|Lonely Planet has selected 8 attractions and experiences on the island of Ireland in the latest edition of its Ultimate Travel List. |
The second edition of Lonely Planet’s Ultimate Travel List, features its top 500 “most thrilling, memorable and interesting travel experiences in the world”.
The list includes the Wild Atlantic Way as the highest new entry at number 21, as well as the Giant’s Causeway, the Ring of Kerry, Connemara, Brú na Bóinne, Sliabh Liag, Titanic Belfast and Trinity College.
We look at each of these wonders in more detail below to inspire your future travels. Enjoy!
Wild Atlantic Way
From the wind-whipped Malin Head to tranquil Kinsale Harbour, the Wild Atlantic Way is the world’s longest defined coastal tour. Hugging the west coast, this is a stunning route of jagged cliffs, epic bays and intriguing Irish heritage. Whether you tour with us end-to-end, or dip into it here and there, it’s magical.
Along the route, you’re treated to colourful homes, vibrant cultural festivals, artisan food and some of Ireland’s most charming villages – Kinsale, Dingle, Kenmare, Letterfrack and many more – as well as the world-famous Cliffs of Moher, Sliabh Liag (featured below). Buckle up for true adventure.
Brú na Bóinne
Imagine standing in a room that was created 5,000 years ago. That is what you can experience at Brú na Bóinne in County Meath, which showcases the rich archaeological heritage of the Boyne Valley.
The Neolithic passage tomb of Newgrange is best known and it was created around 3,200BC – before Stonehenge or the Great Pyramid of Giza. At the winter solstice, a lucky few people can witness the incredible sunrise alignment with the tomb. A new state-of-the-art visitor experience has opened, providing a €4.5m gateway to the passage tombs.
As well as having an incredibly beautiful campus, Dublin’s Trinity College also houses the famous Book of Kells, a 9th-century manuscript penned by monks in amazingly intricate fonts and illustrations. After viewing it, a visit to the library’s Long Room is an absolute must. As Conde Nast reports, you’ll feel like you stepped directly into a Disney movie. With two levels of floor-to-ceiling wooden shelves packed with books, many only reachable by a sliding ladder, this immense university library dates back to the early 18th century.

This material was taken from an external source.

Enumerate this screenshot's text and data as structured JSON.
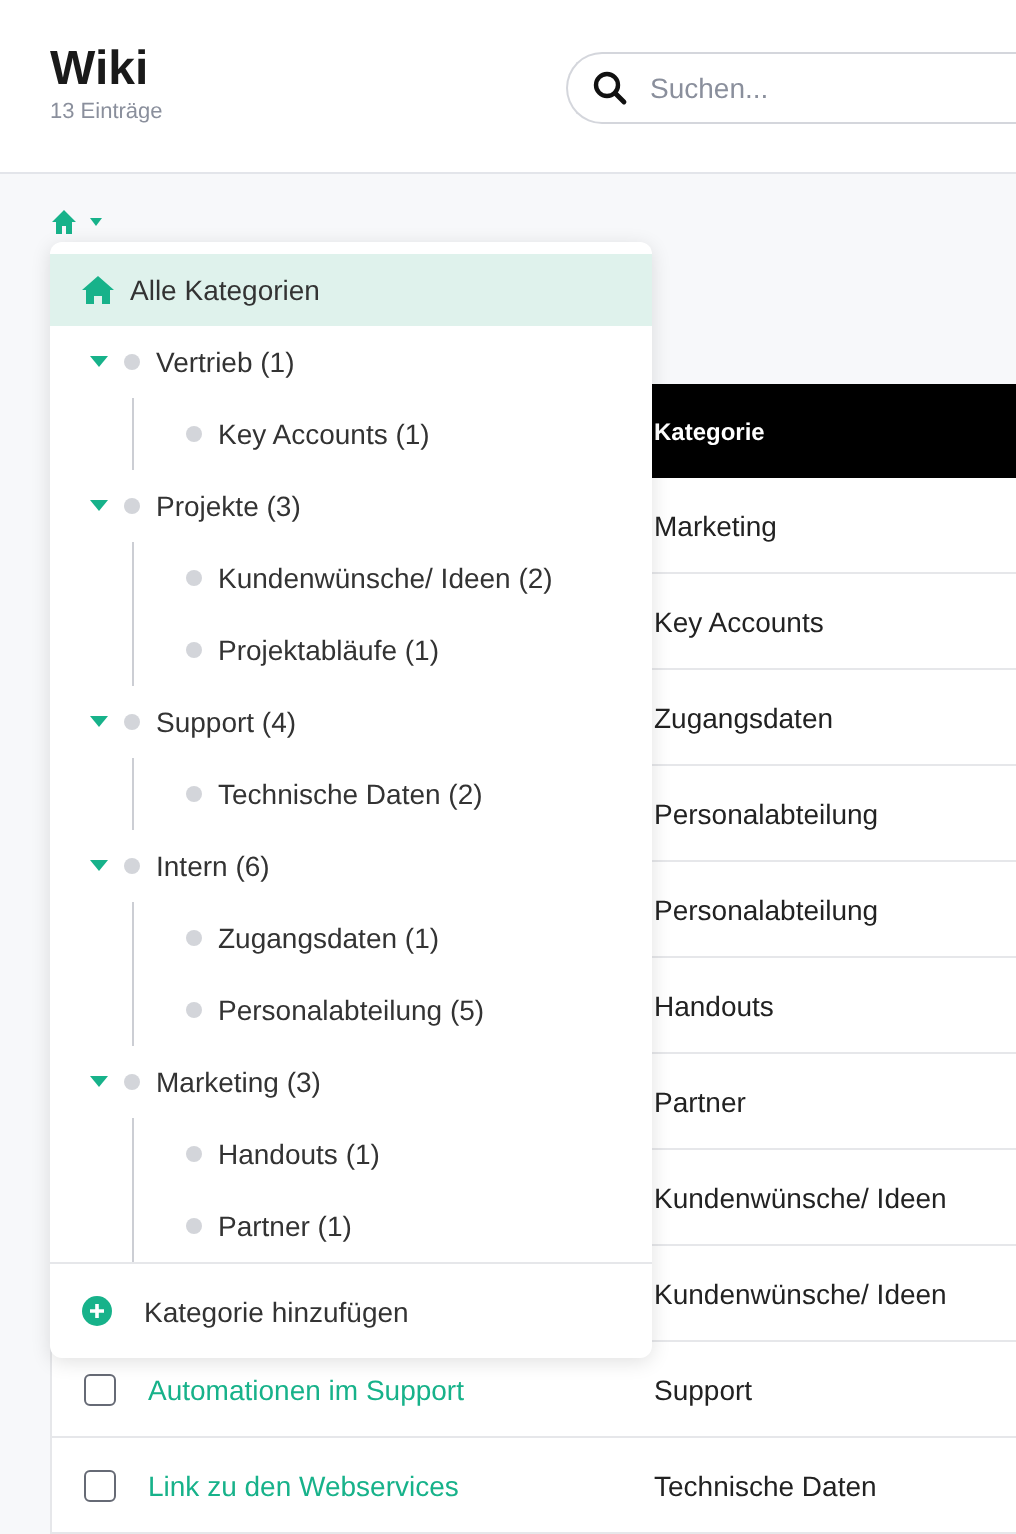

Most recently, the limelight was on Trinity College as a filming location for Normal People. If you missed it there, have a look at our virtual tours here.
Ring of Kerry
The Ring of Kerry offers a rare escape into some of the most breathtaking landscapes Ireland has to offer. From island-studded Atlantic panoramas to cosy traditional pubs, prepare to meet a masterpiece.
Travellers have been lured to the starting point of Killarney since the mid-18th century, drawn by the town’s great atmosphere and friendly vibes. Away from the hum of the street music, serene pastoral landscapes and narrow tree and hedge-lined roads lead to impossibly beautiful mountain passes and Moll’s Gap, an outstanding stretch of curving road enhanced by a scattering of lakes and the hulking presence of the MacGillycuddy’s Reeks mountain range.
The name Connemara (Conamara) translates as ‘Inlets of the Sea’ and the roads along the peninsula’s shoreline bear this out as they wind around the coves of this breathtaking stretch of Ireland’s jagged west coast.
The beautiful region is a kaleidoscope of rusty bogs, lonely valleys and shimmering black lakes. At its heart are the Maumturk Mountains and the pewter-tinged quartzite peaks of the Twelve Bens mountain range, with a network of scenic hiking and biking trails. Everywhere the land is laced by stone walls.
This is the true “west” of Ireland where everything feels remote and romantic and it’s not surprising that it has attracted artists through the ages.
The Sliabh Liag (Slieve League) Cliffs are the highest accessible sea cliffs in Europe, towering at around 2,000 feet tall. They are almost three times the height of the Cliffs of Moher and twice as high as the Eiffel Tour in Paris.
Sliabh Liag was the site of a Christian pilgrimage for more than a 1,000 years and it is widely believed to have been a sacred place long before the Christians arrived. On top of Sliabh Liag, you can still see the remains of Ade mc Bric’s chapel as well as the remains of the monk’s stone dwellings known as hive huts. As you climb toward the top, there are stunning views of the Atlantic Ocean, Donegal Bay, and the Sligo Mountains.
Legend has it the Giant’s Causeway, with its thousands of hexagonal basalt columns rising from the sea, was the remains of a causeway built by Irish giant Finn McCool (who had the strength of 500 men!) and his Scottish adversary Benandonner.
Science disagrees somewhat and says the Giant’s Causeway was formed by a volcanic eruption some 50 to 60 million years ago. Whatever you choose to believe, there’s no doubt that this otherworldly site showcases nature at her most incredible. When we bring clients to this area of the Northern Causeway Coast, they are always awed and amazed.